March 1, 2011: Today is opening day. I have zero patients scheduled for the day. I’ll be spending most of the day running around meeting with referral sources. I met with one internist today. He received me very kindly and positively, which breathed a new life into my spirits.
Almost an entire year to the day since inception, after all the sweat and tears, today is the beginning. Everything up to this point was the preface of my career. Now my vision becomes reality.
Later in the day: Today was a good day. I saw a few patients, most of whom were people I know, but I’m feeling a bit more optimistic and at peace now that everything has begun. It’s still a long road ahead, but I think I’ll survive.

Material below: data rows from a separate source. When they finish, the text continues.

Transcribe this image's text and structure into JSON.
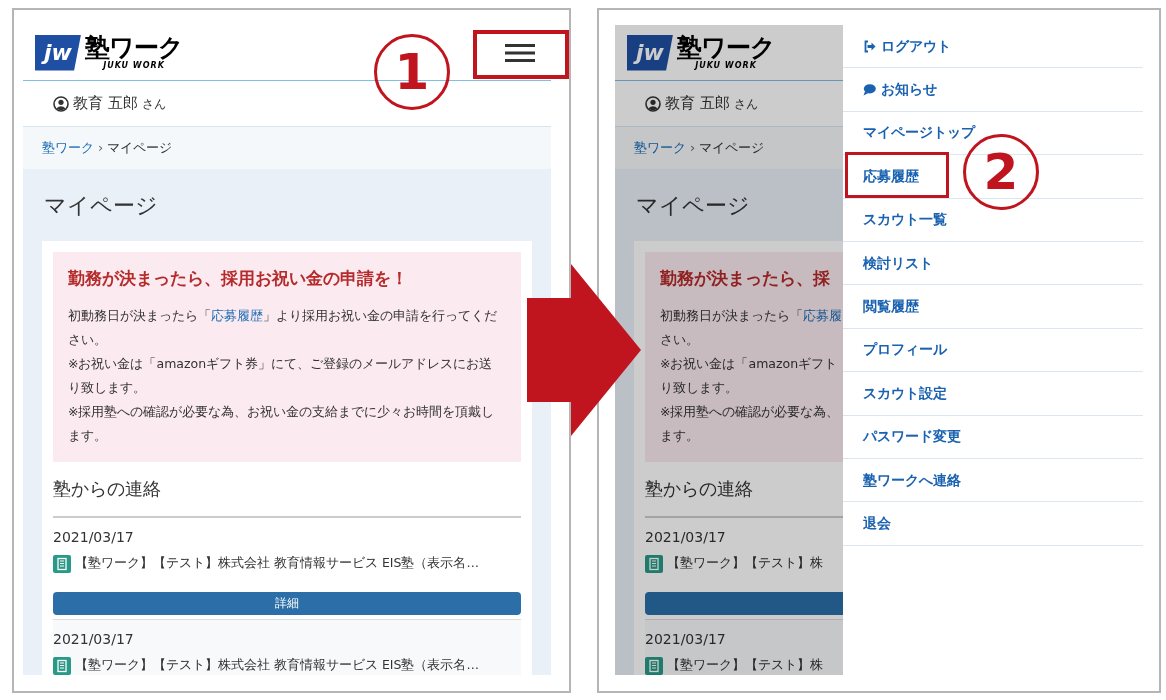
{
  "screens": [
    {
      "dimmed": false,
      "menu_button": {
        "annotated": true
      },
      "logo": {
        "mark": "jw",
        "title": "塾ワーク",
        "subtitle": "JUKU WORK"
      },
      "user": {
        "name": "教育 五郎",
        "suffix": "さん"
      },
      "breadcrumb": {
        "separator": "›",
        "items": [
          {
            "text": "塾ワーク",
            "link": true
          },
          {
            "text": "マイページ",
            "link": false
          }
        ]
      },
      "page_title": "マイページ",
      "notice": {
        "title": "勤務が決まったら、採用お祝い金の申請を！",
        "lines": [
          [
            {
              "text": "初動務日が決まったら「",
              "link": false
            },
            {
              "text": "応募履歴",
              "link": true
            },
            {
              "text": "」より採用お祝い金の申請を行ってくだ",
              "link": false
            }
          ],
          [
            {
              "text": "さい。",
              "link": false
            }
          ],
          [
            {
              "text": "※お祝い金は「amazonギフト券」にて、ご登録のメールアドレスにお送",
              "link": false
            }
          ],
          [
            {
              "text": "り致します。",
              "link": false
            }
          ],
          [
            {
              "text": "※採用塾への確認が必要な為、お祝い金の支給までに少々お時間を頂戴し",
              "link": false
            }
          ],
          [
            {
              "text": "ます。",
              "link": false
            }
          ]
        ]
      },
      "section_title": "塾からの連絡",
      "messages": [
        {
          "date": "2021/03/17",
          "text": "【塾ワーク】【テスト】株式会社 教育情報サービス EIS塾（表示名…",
          "button": "詳細"
        },
        {
          "date": "2021/03/17",
          "text": "【塾ワーク】【テスト】株式会社 教育情報サービス EIS塾（表示名…"
        }
      ]
    },
    {
      "dimmed": true,
      "logo": {
        "mark": "jw",
        "title": "塾ワーク",
        "subtitle": "JUKU WORK"
      },
      "user": {
        "name": "教育 五郎",
        "suffix": "さん"
      },
      "breadcrumb": {
        "separator": "›",
        "items": [
          {
            "text": "塾ワーク",
            "link": true
          },
          {
            "text": "マイページ",
            "link": false
          }
        ]
      },
      "page_title": "マイページ",
      "notice": {
        "title": "勤務が決まったら、採",
        "lines": [
          [
            {
              "text": "初動務日が決まったら「",
              "link": false
            },
            {
              "text": "応募履",
              "link": true
            }
          ],
          [
            {
              "text": "さい。",
              "link": false
            }
          ],
          [
            {
              "text": "※お祝い金は「amazonギフト",
              "link": false
            }
          ],
          [
            {
              "text": "り致します。",
              "link": false
            }
          ],
          [
            {
              "text": "※採用塾への確認が必要な為、",
              "link": false
            }
          ],
          [
            {
              "text": "ます。",
              "link": false
            }
          ]
        ]
      },
      "section_title": "塾からの連絡",
      "messages": [
        {
          "date": "2021/03/17",
          "text": "【塾ワーク】【テスト】株",
          "button": true
        },
        {
          "date": "2021/03/17",
          "text": "【塾ワーク】【テスト】株"
        }
      ],
      "menu": {
        "items": [
          {
            "label": "ログアウト",
            "kind": "logout",
            "annotated": false
          },
          {
            "label": "お知らせ",
            "kind": "notice",
            "annotated": false
          },
          {
            "label": "マイページトップ",
            "kind": "plain",
            "annotated": false
          },
          {
            "label": "応募履歴",
            "kind": "plain",
            "annotated": true
          },
          {
            "label": "スカウト一覧",
            "kind": "plain",
            "annotated": false
          },
          {
            "label": "検討リスト",
            "kind": "plain",
            "annotated": false
          },
          {
            "label": "閲覧履歴",
            "kind": "plain",
            "annotated": false
          },
          {
            "label": "プロフィール",
            "kind": "plain",
            "annotated": false
          },
          {
            "label": "スカウト設定",
            "kind": "plain",
            "annotated": false
          },
          {
            "label": "パスワード変更",
            "kind": "plain",
            "annotated": false
          },
          {
            "label": "塾ワークへ連絡",
            "kind": "plain",
            "annotated": false
          },
          {
            "label": "退会",
            "kind": "plain",
            "annotated": false
          }
        ]
      }
    }
  ],
  "markers": [
    {
      "label": "1"
    },
    {
      "label": "2"
    }
  ]
}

March 2, 2011: I saw one patient today. Once again, it was a pity visit from someone I know. Eventually, all these visits will run out, and there will be a bit of a down period before things pick up. I met with 3 more potential referral sources, and will hit up another 3 in the next 2 days. Once again, most people have been quite receptive to my solicitations. One internist was actually kind enough to stop by my office to drop off some flowers and a congratulatory card. Too bad I wasn’t there at the time. I’m going to drop by his office again tomorrow to thank him for this unexpected gift.
I think tomorrow will be my first day with zero patients. I spoke to one of my solo practice mentors from residency today, and he told me that my experience sounded familiar. It was quite encouraging to hear him say that.
Somehow, I think the greatest part of my humbling and character building stages has yet to come. I hope my grip is strong enough for the ride.
March 3, 2011: I’m on pace to see zero paying patients today. I do have one patient coming in whom I agreed to see at no charge. (Howie’s note: I strongly advise against seeing patients for free. I collected deductibles, coinsurance and copays at the time of service from day one. The types of patients I want for my practice are those who are responsible and pay their bills, not game the system. If patients can’t afford to pay, it’s the job of politicians to come up with the money, rather than have docs work for free. Sign up for Eye care of America if you want to give something back to the community.) I visited the Korean American Community Services center today to look for volunteer opportunities. Of course, those guys were super excited to see me. We’re going to try to arrange some regular health functions/screenings soon. I’m getting a free dinner out of it too! 😀 While I was there, they told me that one of their employees/volunteers, who’s Medi-Cal application is currently pending, had an eye problem. She’s coming in shortly.
Today, I also met up with 3 more O.D.’s/M.D.’s. Once again, most of them were very friendly and receptive. With me being on all these people’s radars, I’m hoping calls will start coming in toward the end of March. I’m meeting one optom tomorrow and one more PCP on Tuesday. After that, I think I should be close to done with the Korean network.
March 6, 2011: One of my favorite books is Sun Tzu’s “Art of War.” It’s a must read for every poker player. Originally, I read it with the aim of applying its principles to my poker strategy. Interestingly, Sun Tzu’s words have also translated into all other aspects of my life, including my interpersonal relationships and my practice.
I first learned of Sun Tzu in junior high in Korea. There’s a famous saying that most Koreans learn in school:知彼知己 百戰百勝 (this is in Chinese by the way). What it says is: “Know your opponent and know yourself, and of 100 battles fought, you will be victorious 100 times.” This quote goes in conjunction with the well-known verse: “the battle is won before it is even begun.”
I’ve always kept this concept in mind throughout my entire practice startup. I have also tried to apply this same approach to patient care. That’s probably why I’ve had such high patient satisfaction rates. I always make a concerted effort to read into my patients’ minds and body language, and try to react to them promptly and accordingly. The same goes with finding a location for your practice. I can’t emphasize enough how important location is. I probably spent a month and nearly 40+ hours just researching my potential practice location. You MUST know what your target patients want, and who your competition is long before you decide where you set up shop.
Howie’s comments: years later, now every time I speak with Ho Sun he’s complaining about how busy he is and how patients need to wait a month for a new patient appointment.
In fact, many of us now fondly reminisce at the first months of our startup when we weren’t sure if we would make it, and say it was the best part of our startup!
Once again, you should look at the first several months as one long soft opening and not be discouraged if you’re only seeing a few patients every day. I considered January 1 as my “opening” day, but in December saw about 27 patients the whole month (that’s 1.3 patients per day for those of you counting).
During this time, I developed good habits that ensured the success of my practice for many years to come, such as learning the ins and outs of my EHR and PM system, coding and billing, meeting referring docs, etc. If you’re worried about going broke, consider taking ER call, working at the VA or county hospital, or moonlighting at another practice or even optical shop on weekends. I didn’t do any of these things and did just fine.
But you’d be surprised at how quickly you can break even. I had positive cash flow in my first month of January, although this was due to my lease being structured that my first five months were rent free.